Eileen Reinke – Honour's B.Sc. student (2021-2022)  Thesis: The interactive effects of acute temperature change and prey body size on ectotherm predator feeding behaviour and rate

Trevor Pettit – Honour's B.Sc. student (2020-2021)  Thesis:Modeling soil carbon cycling in boreal peatlands under future climate warming  

Shae-Lynn Dehens – Honour's B.Sc. student (2020-2021)  Thesis: Comparing vegetation survey methods for peatland communities under warming

Divya Ramachandra - B.Sc Honour's (2019-2020)  Thesis: Predation rate in Stratiolaelaps scimitus (Womersley) (Acari: Mesostigmata) in response to short-term acclimation

Aejah Blesch - B.Sc Honour's (2020)  Thesis: Assessing boreal peatland invertebrates (Diptera and Araneae) for mercury contamination

Emily Purvis - B.Sc. Honor's (2018-2019)  Thesis: Agricultural field margins as bumblebee (Bombus spp., Hymenoptera; Apidea) habitat in Southwestern Ontario

Devdutt Kamath - B.Sc. Honor's (2017-2018)  Thesis: Nematode functional diversity in contrasting boreal peatland sites

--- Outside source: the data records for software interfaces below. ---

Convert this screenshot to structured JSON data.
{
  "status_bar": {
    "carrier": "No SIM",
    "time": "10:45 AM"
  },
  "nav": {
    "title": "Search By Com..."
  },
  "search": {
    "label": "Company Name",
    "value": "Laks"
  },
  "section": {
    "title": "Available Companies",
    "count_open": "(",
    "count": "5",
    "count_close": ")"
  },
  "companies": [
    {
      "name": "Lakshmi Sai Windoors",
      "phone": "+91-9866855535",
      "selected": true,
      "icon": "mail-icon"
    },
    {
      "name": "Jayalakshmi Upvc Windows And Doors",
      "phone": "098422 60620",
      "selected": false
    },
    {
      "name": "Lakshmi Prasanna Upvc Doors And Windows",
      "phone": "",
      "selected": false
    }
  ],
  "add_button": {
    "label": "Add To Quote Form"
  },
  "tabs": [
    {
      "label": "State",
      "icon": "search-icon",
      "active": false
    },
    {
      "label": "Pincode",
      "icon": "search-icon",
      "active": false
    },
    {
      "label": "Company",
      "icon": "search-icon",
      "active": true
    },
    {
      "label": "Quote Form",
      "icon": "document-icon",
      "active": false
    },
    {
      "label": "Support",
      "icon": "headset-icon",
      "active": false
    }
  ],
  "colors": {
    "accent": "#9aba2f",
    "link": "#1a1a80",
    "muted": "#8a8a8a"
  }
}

Nicole Pepe - B.Sc. Honor's (2016-2017)  Thesis: The effects of poly(ethyl)glyoxylate on microbial activity

Shauna Taylor - B.Sc. Honor's (2014-2015)  Thesis: The interactive role of edge effects and habitat quality in maintaining biodiversity

Matthew Meehan - B.Sc. Honor's (2014-2015)  Thesis: The effect of patch configuration disturbance for the recolonisation of mesofauna

Margaret Sawatzky - B.Sc. Honor's (2013-2014)  Thesis: Looking past the trees: The ecological significance of moss-associated cyanobacteria in response to climate change

Jamie Fraser - B.Sc. Honor's (2012-2013)   Thesis: Does functional diversity matter? Evaluating community responses of Collembola after Cd contamination and phytoremediation